Russell nailed the conversion from the touchline for good measure, but Tim Swinson failed to gather the restart and the Chiefs were awarded the scrum.
Warriors had looked dominant during the first few set-pieces, but had lost hooker Fraser Brown to a knee injury just after the try, and they struggled in this area thereafter. Replacement George Turner put in a mighty performance all over the park, but lacks Brown’s bulk.
A penalty conceded when the two packs next came together gave the Chiefs an opportunity to kick to the corner and we then saw wave upon wave of forward drives from the hosts until tight-head prop Harry Williams eventually muscled over.
Another solid Chiefs scrum allowed scrum-half Nic White to break from the base, and centre Ian Whitten carried the move on to within a few feet of the line, before Olly Woodburn knocked-on as he dived for the line.
It was a temporary reprieve for the Warriors, because another line-out drive earned the hosts their second try just before the half hour mark, with second-row Jonny Hill burrowing over.
A high tackle by Ruaridh Jackson allowed Gareth Steenson to extend the home team’s lead to 17-10 at the start of the second half, before the Warriors showed just how dangerous they can be if given half a chance They caught the Chiefs napping with a ferocious counter-ruck to snaffle possession, and when White made a dog’s dinner of dealing with Russell’s kick ahead, Lee Jones was on hand to pounce for the score.
Russell missed the conversion which meant his team were still two points adrift, but it was a pretty promising position to be in given how little possession they had been working with. Warriors certainly had more of the ball during the third quarter but struggled to get outside Exeter’s rush defence, so they had to be patient and try to thread the ball through the middle instead.
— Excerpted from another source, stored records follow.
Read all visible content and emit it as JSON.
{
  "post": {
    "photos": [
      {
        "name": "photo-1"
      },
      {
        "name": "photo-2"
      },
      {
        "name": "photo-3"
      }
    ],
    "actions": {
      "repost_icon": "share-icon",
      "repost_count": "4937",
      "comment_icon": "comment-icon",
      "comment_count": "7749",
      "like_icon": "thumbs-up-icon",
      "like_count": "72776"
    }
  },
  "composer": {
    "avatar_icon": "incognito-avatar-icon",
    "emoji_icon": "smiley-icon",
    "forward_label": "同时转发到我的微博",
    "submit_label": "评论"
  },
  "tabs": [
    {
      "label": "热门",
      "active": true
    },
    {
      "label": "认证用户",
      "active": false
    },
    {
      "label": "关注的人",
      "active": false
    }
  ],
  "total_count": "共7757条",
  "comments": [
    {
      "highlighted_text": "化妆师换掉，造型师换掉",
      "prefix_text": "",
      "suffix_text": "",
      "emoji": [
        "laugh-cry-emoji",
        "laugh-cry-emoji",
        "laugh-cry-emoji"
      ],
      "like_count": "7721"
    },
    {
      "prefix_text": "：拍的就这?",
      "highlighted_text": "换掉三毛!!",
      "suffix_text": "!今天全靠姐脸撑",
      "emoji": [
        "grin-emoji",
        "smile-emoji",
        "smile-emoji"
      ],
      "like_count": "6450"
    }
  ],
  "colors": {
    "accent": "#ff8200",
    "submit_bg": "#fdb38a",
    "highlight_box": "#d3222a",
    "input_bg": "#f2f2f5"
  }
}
They did create a couple of half chances as the game moved into the final quarter, but the final pass didn’t quite stick. The Chiefs coped with that mini-rebellion and then, after Steenson hit the post from another scrum penalty, Simmonds delivered the killer blow.
“Against a team like Glasgow, who want to play rugby, and in conditions like this, it was night for tucking the ball up the jumper so we are happy with the four post we got today. I don;t think we’re too disappointed about not getting the bonus point,” said the try scorer afterwards.
Exeter Chiefs: P Dollman; L Turner (J Short 62), H Slade, I Whitten, O Woodburn; G Steenson, N White; B Moon (C Rimmer 62), J Yeandle, H Williams (T Francis 51), M Lees, J Hill (O Atkins 57), D Armand, J Salvi (T Waldrom 62), S Simmonds.
Glasgow Warriors: R Jackson; T Seymour, N Grigg (S Johnson 57), P Horne, L Jones (N Matawalu 73); F Russell, A Price (H Pyrgos 63); J Bhatti (A Allan 73), F Brown (G Turner 7), Z Fagerson (D Rae 63), T Swinson, J Gray (S Cummings 58), R Wilson (R Harley 58), C Gibbins, A Ashe.
Chiefs: Try: Williams, Hill, Simmonds; Con: Steenson 3; Pen: Steenson.
Warriors: Try: Seymour, Jones; Con: Russell; Pen: Russell;
Scoring sequence (Chiefs first): 0-3; 0-8; 0-10; 5-10; 7-10; 12-10; 14-10 (h-t) 17-10; 17-15; 22-15; 24-15.
Referee: A Ruiz (France)